This applies, for instance, to the simple example of a rectangular block with three different dimensions.
If it is tossed in the air, rotating mostly about one axis, but with some unavoidable, small rotation about the other axes, will it continue to rotate mostly about one axis, with some small wobble, or will it tumble erratically?

To answer this question, let's set up the problem with initial angular velocity mostly in the ω_{3} direction, and small components in ω_{1} and ω_{2}.
Now the Euler equation for the 3 component says that ω_{3}dot is small, or ω_{3} is approximately constant (at least initially).
Treating ω_{3} as constant, the other two equations become

λ_{1}ω_{1}dot = [(λ_{2} - λ_{3})ω_{3}] ω_{2}

λ_{2}ω_{2}dot = [(λ_{3} - λ_{1})ω_{3}] ω_{1}

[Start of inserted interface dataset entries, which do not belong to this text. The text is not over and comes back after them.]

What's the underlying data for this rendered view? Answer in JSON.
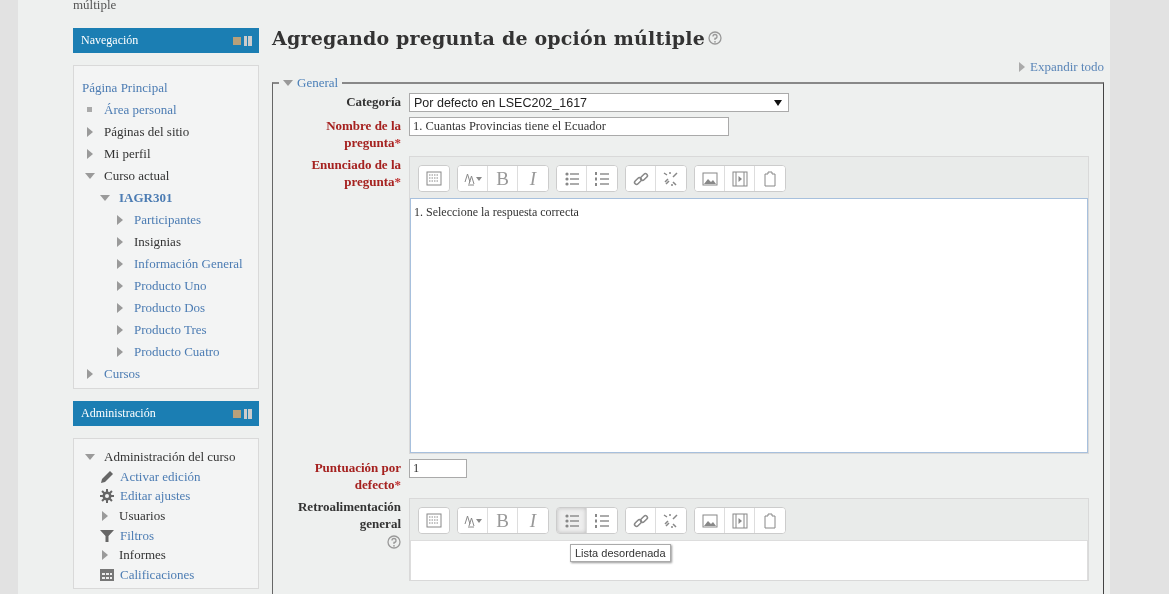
{
  "breadcrumb_tail": "múltiple",
  "navigation": {
    "title": "Navegación",
    "items": [
      {
        "label": "Página Principal",
        "kind": "none",
        "link": true,
        "bold": false
      },
      {
        "label": "Área personal",
        "kind": "bullet",
        "link": true,
        "bold": false
      },
      {
        "label": "Páginas del sitio",
        "kind": "collapsed",
        "link": false,
        "bold": false
      },
      {
        "label": "Mi perfil",
        "kind": "collapsed",
        "link": false,
        "bold": false
      },
      {
        "label": "Curso actual",
        "kind": "expanded",
        "link": false,
        "bold": false,
        "children": [
          {
            "label": "IAGR301",
            "kind": "expanded",
            "link": true,
            "bold": true,
            "children": [
              {
                "label": "Participantes",
                "kind": "collapsed",
                "link": true,
                "bold": false
              },
              {
                "label": "Insignias",
                "kind": "collapsed",
                "link": false,
                "bold": false
              },
              {
                "label": "Información General",
                "kind": "collapsed",
                "link": true,
                "bold": false
              },
              {
                "label": "Producto Uno",
                "kind": "collapsed",
                "link": true,
                "bold": false
              },
              {
                "label": "Producto Dos",
                "kind": "collapsed",
                "link": true,
                "bold": false
              },
              {
                "label": "Producto Tres",
                "kind": "collapsed",
                "link": true,
                "bold": false
              },
              {
                "label": "Producto Cuatro",
                "kind": "collapsed",
                "link": true,
                "bold": false
              }
            ]
          }
        ]
      },
      {
        "label": "Cursos",
        "kind": "collapsed",
        "link": true,
        "bold": false
      }
    ]
  },
  "administration": {
    "title": "Administración",
    "items": [
      {
        "label": "Administración del curso",
        "kind": "expanded",
        "link": false,
        "bold": false,
        "children": [
          {
            "label": "Activar edición",
            "kind": "pencil",
            "link": true,
            "bold": false
          },
          {
            "label": "Editar ajustes",
            "kind": "gear",
            "link": true,
            "bold": false
          },
          {
            "label": "Usuarios",
            "kind": "collapsed",
            "link": false,
            "bold": false
          },
          {
            "label": "Filtros",
            "kind": "filter",
            "link": true,
            "bold": false
          },
          {
            "label": "Informes",
            "kind": "collapsed",
            "link": false,
            "bold": false
          },
          {
            "label": "Calificaciones",
            "kind": "grid",
            "link": true,
            "bold": false
          }
        ]
      }
    ]
  },
  "page_title": "Agregando pregunta de opción múltiple",
  "expand_all": "Expandir todo",
  "section": {
    "legend": "General",
    "expanded": true
  },
  "fields": [
    {
      "kind": "select",
      "label": "Categoría",
      "required": false,
      "help": false,
      "value": "Por defecto en LSEC202_1617"
    },
    {
      "kind": "text",
      "label": "Nombre de la pregunta",
      "required": true,
      "help": false,
      "value": "1. Cuantas Provincias tiene el Ecuador"
    },
    {
      "kind": "editor",
      "label": "Enunciado de la pregunta",
      "required": true,
      "help": false,
      "value": "1. Seleccione la respuesta correcta",
      "toolbar": [
        {
          "kind": "toggle",
          "selected": false
        },
        {
          "kind": "fontsize",
          "selected": false
        },
        {
          "kind": "bold",
          "selected": false,
          "label": "B"
        },
        {
          "kind": "italic",
          "selected": false,
          "label": "I"
        },
        {
          "kind": "ul",
          "selected": false
        },
        {
          "kind": "ol",
          "selected": false
        },
        {
          "kind": "link",
          "selected": false
        },
        {
          "kind": "unlink",
          "selected": false
        },
        {
          "kind": "image",
          "selected": false
        },
        {
          "kind": "media",
          "selected": false
        },
        {
          "kind": "paste",
          "selected": false
        }
      ]
    },
    {
      "kind": "number",
      "label": "Puntuación por defecto",
      "required": true,
      "help": false,
      "value": "1"
    },
    {
      "kind": "editor",
      "label": "Retroalimentación general",
      "required": false,
      "help": true,
      "tooltip": "Lista desordenada",
      "toolbar": [
        {
          "kind": "toggle",
          "selected": false
        },
        {
          "kind": "fontsize",
          "selected": false
        },
        {
          "kind": "bold",
          "selected": false,
          "label": "B"
        },
        {
          "kind": "italic",
          "selected": false,
          "label": "I"
        },
        {
          "kind": "ul",
          "selected": true
        },
        {
          "kind": "ol",
          "selected": false
        },
        {
          "kind": "link",
          "selected": false
        },
        {
          "kind": "unlink",
          "selected": false
        },
        {
          "kind": "image",
          "selected": false
        },
        {
          "kind": "media",
          "selected": false
        },
        {
          "kind": "paste",
          "selected": false
        }
      ]
    }
  ],
  "required_mark": "*"
}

To get the result we want, differentiate the first equation with respect to time, treating ω_{3} as constant, and use the second equation to substitute for ω_{2}dot:

λ_{1}ω_{1}ddot = -[(λ_{3} - λ_{2})(λ_{3} - λ_{1})ω_{3}² / λ_{1}λ_{2}] ω_{1}

If the quantity in square brackets is positive, then ω_{1} is a constant times a cosine, that is, it varies, but remains bounded.
This is the condition for stable rotation.
The quantity in brackets is positive if λ_{3} is bigger than both λ_{1} and λ_{2}, or smaller than both.

If λ_{3} is intermediate between the other principal moments, then the quantity in square brackets is negative, and the expression for ω_{1} is an exponential function of time.
This is the unstable case.
The rate of rotation about the 1-axis increases until it is no longer small and our approximation breaks down.

Of course, the indices 1, 2, and 3 can be permuted and the same result holds for each of the axes. The result is that an object with three different principal moments can rotate steadily along the axes with the smallest or largest principal moments, but is unstable when rotated about the axis of intermediate principal moment. That is: rotation about the axes of smallest or largest principal moment is stable against small perturbations about the other axes; rotation about the axis of intermediate principal moment is unstable against small perturbation about the other axes. This is an interesting result that you are probably familiar with, but likely haven't given much thought to.

© 2008 Robert Harr